New Rules for How to Establish Non-Willfulness for Streamline Program and Other FAQ Updates
The most recent updates to the FAQs for the Streamlined Foreign Offshore Procedures (SFOP) and Streamlined Domestic Offshore Procedures (SDOP) have all the trappings of a celebrity scandal, but in fact they serve a far more practical purpose. We’ll get there in a minute, but first, you may ask, why all the commotion about a couple of updated FAQs?
In general, the IRS’ foreign asset disclosure initiatives, including the Offshore Voluntary Disclosure Program (OVDP) as well as the SFOP and SDOP, generate a lot of curiosity. In order to clarify the regulations, the IRS decided to rely heavily on the FAQ format to transmit official information about the initiatives.
See for yourself – here are some approximate word counts (in Februrary, 2016) of the following official IRS web pages concerning each topic:
- OVDP – 348 words
- OVDP FAQ – 13,600 words
- SFOP – 2,000 words
- SDOP – 1,665 words
- SDOP FAQ – 3,000 words
As you can see, the published guidance comes predominantly in the form of FAQs. So when an SFOP or SDOP FAQ changes, people pay attention. Next, on to the actual FAQ updates.
Update 1: Tell-alls (changes to SFOP FAQ #6 and SDOP FAQ #13)
The IRS made this update because they were receiving many claims of non-willfulness and not much background information to support them. (Keep in mind that being non-willful is the key requirement for eligibility for the SFOP or SDOP.) This FAQ indicates that full background information should accompany non-willfulness claims.
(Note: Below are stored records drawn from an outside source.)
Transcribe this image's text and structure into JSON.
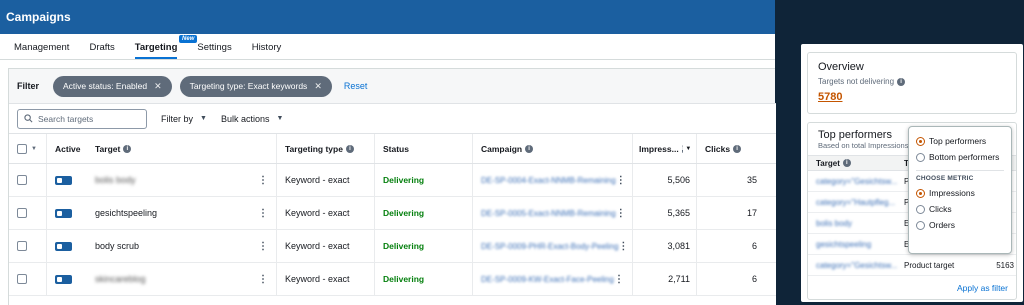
{
  "app": {
    "title": "Campaigns"
  },
  "tabs": [
    {
      "label": "Management"
    },
    {
      "label": "Drafts"
    },
    {
      "label": "Targeting",
      "badge": "New"
    },
    {
      "label": "Settings"
    },
    {
      "label": "History"
    }
  ],
  "filter": {
    "label": "Filter",
    "chips": [
      "Active status: Enabled",
      "Targeting type: Exact keywords"
    ],
    "reset": "Reset"
  },
  "toolbar": {
    "search_placeholder": "Search targets",
    "filter_by": "Filter by",
    "bulk_actions": "Bulk actions"
  },
  "table": {
    "headers": {
      "active": "Active",
      "target": "Target",
      "targeting_type": "Targeting type",
      "status": "Status",
      "campaign": "Campaign",
      "impressions": "Impress...",
      "clicks": "Clicks"
    },
    "rows": [
      {
        "target": "bolis body",
        "targeting_type": "Keyword - exact",
        "status": "Delivering",
        "campaign": "DE-SP-0004-Exact-NNMB-Remaining",
        "impressions": "5,506",
        "clicks": "35"
      },
      {
        "target": "gesichtspeeling",
        "targeting_type": "Keyword - exact",
        "status": "Delivering",
        "campaign": "DE-SP-0005-Exact-NNMB-Remaining",
        "impressions": "5,365",
        "clicks": "17"
      },
      {
        "target": "body scrub",
        "targeting_type": "Keyword - exact",
        "status": "Delivering",
        "campaign": "DE-SP-0009-PHR-Exact-Body-Peeling",
        "impressions": "3,081",
        "clicks": "6"
      },
      {
        "target": "skincareblog",
        "targeting_type": "Keyword - exact",
        "status": "Delivering",
        "campaign": "DE-SP-0009-KW-Exact-Face-Peeling",
        "impressions": "2,711",
        "clicks": "6"
      }
    ]
  },
  "overview": {
    "title": "Overview",
    "subtitle": "Targets not delivering",
    "value": "5780"
  },
  "top_performers": {
    "title": "Top performers",
    "subtitle": "Based on total Impressions",
    "header_target": "Target",
    "header_type": "Ty",
    "rows": [
      {
        "target": "category=\"Gesichtsw...",
        "type": "Pr",
        "value": ""
      },
      {
        "target": "category=\"Hautpfleg...",
        "type": "Pr",
        "value": ""
      },
      {
        "target": "bolis body",
        "type": "Ex",
        "value": ""
      },
      {
        "target": "gesichtspeeling",
        "type": "Ex",
        "value": ""
      },
      {
        "target": "category=\"Gesichtsw...",
        "type": "Product target",
        "value": "5163"
      }
    ],
    "apply": "Apply as filter"
  },
  "popover": {
    "options": [
      "Top performers",
      "Bottom performers"
    ],
    "metric_label": "CHOOSE METRIC",
    "metrics": [
      "Impressions",
      "Clicks",
      "Orders"
    ]
  }
}
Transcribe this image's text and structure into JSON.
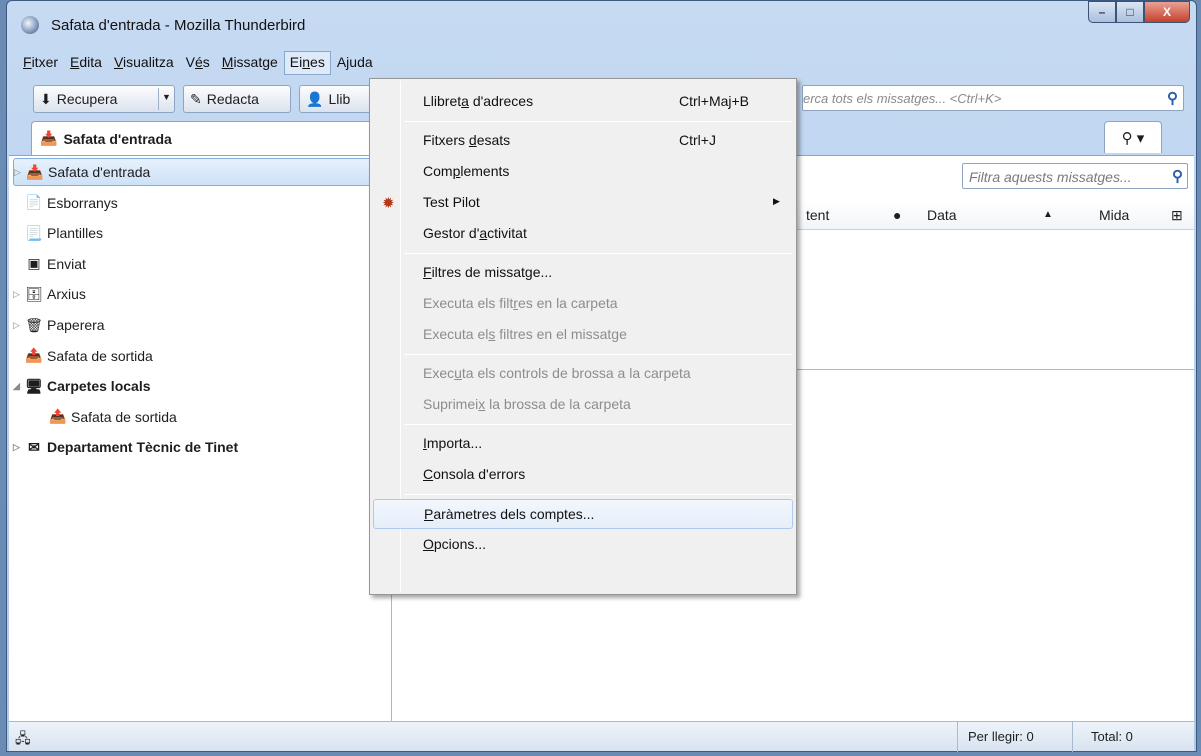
{
  "window": {
    "title": "Safata d'entrada - Mozilla Thunderbird",
    "controls": {
      "minimize": "–",
      "maximize": "□",
      "close": "X"
    }
  },
  "menubar": [
    {
      "pre": "",
      "key": "F",
      "post": "itxer"
    },
    {
      "pre": "",
      "key": "E",
      "post": "dita"
    },
    {
      "pre": "",
      "key": "V",
      "post": "isualitza"
    },
    {
      "pre": "V",
      "key": "é",
      "post": "s"
    },
    {
      "pre": "",
      "key": "M",
      "post": "issatge"
    },
    {
      "pre": "Ei",
      "key": "n",
      "post": "es"
    },
    {
      "pre": "",
      "key": "",
      "post": "Ajuda"
    }
  ],
  "toolbar": {
    "get_messages": "Recupera",
    "write": "Redacta",
    "address_book": "Llib",
    "search_placeholder": "erca tots els missatges... <Ctrl+K>"
  },
  "tab": {
    "label": "Safata d'entrada"
  },
  "folders": [
    {
      "label": "Safata d'entrada",
      "icon": "inbox-icon",
      "glyph": "📥",
      "twisty": "▷",
      "indent": 0,
      "selected": true,
      "bold": false
    },
    {
      "label": "Esborranys",
      "icon": "drafts-icon",
      "glyph": "📄",
      "twisty": "",
      "indent": 0,
      "selected": false,
      "bold": false
    },
    {
      "label": "Plantilles",
      "icon": "templates-icon",
      "glyph": "📃",
      "twisty": "",
      "indent": 0,
      "selected": false,
      "bold": false
    },
    {
      "label": "Enviat",
      "icon": "sent-icon",
      "glyph": "▣",
      "twisty": "",
      "indent": 0,
      "selected": false,
      "bold": false
    },
    {
      "label": "Arxius",
      "icon": "archive-icon",
      "glyph": "🗄",
      "twisty": "▷",
      "indent": 0,
      "selected": false,
      "bold": false
    },
    {
      "label": "Paperera",
      "icon": "trash-icon",
      "glyph": "🗑",
      "twisty": "▷",
      "indent": 0,
      "selected": false,
      "bold": false
    },
    {
      "label": "Safata de sortida",
      "icon": "outbox-icon",
      "glyph": "📤",
      "twisty": "",
      "indent": 0,
      "selected": false,
      "bold": false
    },
    {
      "label": "Carpetes locals",
      "icon": "local-folders-icon",
      "glyph": "🖥",
      "twisty": "◢",
      "indent": 0,
      "selected": false,
      "bold": true
    },
    {
      "label": "Safata de sortida",
      "icon": "outbox-icon",
      "glyph": "📤",
      "twisty": "",
      "indent": 1,
      "selected": false,
      "bold": false
    },
    {
      "label": "Departament Tècnic de Tinet",
      "icon": "mail-account-icon",
      "glyph": "✉",
      "twisty": "▷",
      "indent": 0,
      "selected": false,
      "bold": true
    }
  ],
  "list": {
    "filter_placeholder": "Filtra aquests missatges...",
    "columns": {
      "correspondent_partial": "tent",
      "date": "Data",
      "size": "Mida"
    }
  },
  "dropdown": [
    {
      "type": "item",
      "pre": "Llibret",
      "key": "a",
      "post": " d'adreces",
      "shortcut": "Ctrl+Maj+B",
      "disabled": false
    },
    {
      "type": "sep"
    },
    {
      "type": "item",
      "pre": "Fitxers ",
      "key": "d",
      "post": "esats",
      "shortcut": "Ctrl+J",
      "disabled": false
    },
    {
      "type": "item",
      "pre": "Com",
      "key": "p",
      "post": "lements",
      "shortcut": "",
      "disabled": false
    },
    {
      "type": "item",
      "pre": "Test Pilot",
      "key": "",
      "post": "",
      "shortcut": "",
      "disabled": false,
      "submenu": true,
      "icon": true
    },
    {
      "type": "item",
      "pre": "Gestor d'",
      "key": "a",
      "post": "ctivitat",
      "shortcut": "",
      "disabled": false
    },
    {
      "type": "sep"
    },
    {
      "type": "item",
      "pre": "",
      "key": "F",
      "post": "iltres de missatge...",
      "shortcut": "",
      "disabled": false
    },
    {
      "type": "item",
      "pre": "Executa els filt",
      "key": "r",
      "post": "es en la carpeta",
      "shortcut": "",
      "disabled": true
    },
    {
      "type": "item",
      "pre": "Executa el",
      "key": "s",
      "post": " filtres en el missatge",
      "shortcut": "",
      "disabled": true
    },
    {
      "type": "sep"
    },
    {
      "type": "item",
      "pre": "Exec",
      "key": "u",
      "post": "ta els controls de brossa a la carpeta",
      "shortcut": "",
      "disabled": true
    },
    {
      "type": "item",
      "pre": "Suprimei",
      "key": "x",
      "post": " la brossa de la carpeta",
      "shortcut": "",
      "disabled": true
    },
    {
      "type": "sep"
    },
    {
      "type": "item",
      "pre": "",
      "key": "I",
      "post": "mporta...",
      "shortcut": "",
      "disabled": false
    },
    {
      "type": "item",
      "pre": "",
      "key": "C",
      "post": "onsola d'errors",
      "shortcut": "",
      "disabled": false
    },
    {
      "type": "sep"
    },
    {
      "type": "item",
      "pre": "",
      "key": "P",
      "post": "aràmetres dels comptes...",
      "shortcut": "",
      "disabled": false,
      "hover": true
    },
    {
      "type": "item",
      "pre": "",
      "key": "O",
      "post": "pcions...",
      "shortcut": "",
      "disabled": false
    }
  ],
  "status": {
    "unread": "Per llegir: 0",
    "total": "Total: 0"
  }
}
The FAQ text now includes the phrases “whole story” and “complete story” and emphasizes that all information, both favorable and unfavorable, needs to be included.
The text now also includes a non-comprehensive laundry list of common situations that may have triggered disclosure requirements, including international inheritances, businesses, form 1040 oversights, and offshore advisors. Additionally, there is guidance that spouses with different “stories” concerning non-willfulness should submit those stories individually. As the saying goes, when there are two people, there are three viewpoints. And the IRS wants all of them. Separately.
Update 2: Ex-spouses and red ink (SFOP FAQ #7 and SDOP FAQ #14)
The IRS recognizes that spouses, and especially former spouses, often have strong differences of opinion, and it is often difficult to secure an ex-spouse’s signature for an SFOP or SDOP documentation.This FAQ suggests that in case of an uncooperative spouse or former spouse, a filer may submit paperwork with his or her signature alone under the following conditions:
- The disclosure results in an increase in the filer’s tax liability. In other words, you can only streamline your filing this way if it will result in a higher tax bill for you.
- A narrative explanation (i.e. another story) of the spouse’s refusal to sign must be attached,
- The applicant should reference, in the place where the spouse’s signature should have gone on the form, and in red ink no less, the appropriate FAQ number.
The IRS likes to rely on FAQs when providing guidance on the OVDP, SDOP and SFOP. To prove non-willfulness for the purposes of the SDOP or SFOP, any and all details concerning the foreign assets should be included. If your ex-spouse won’t play ball in co-signing your SFOP or SDOP submission, you are welcome to pay more tax without his or her signature. You still need that signature to reduce your tax bill.
The FAQs Update Makes OVDP, SFOP and SDOP More Accessible
Apart from the procedural importance of the FAQ updates, we would mention that in terms of providing guidance, the FAQ format for the OVDP, SFOP, and SDOP are fairly accessible to the average reader. More so than the Internal Revenue Code itself, for example. Combined with the fact that these two updates are clearly based on real-life experiences IRS agents are encountering with applicants, we believe that the IRS is making a well-meaning attempt to clarify the complex set of regulations that are the SFOP and SDOP.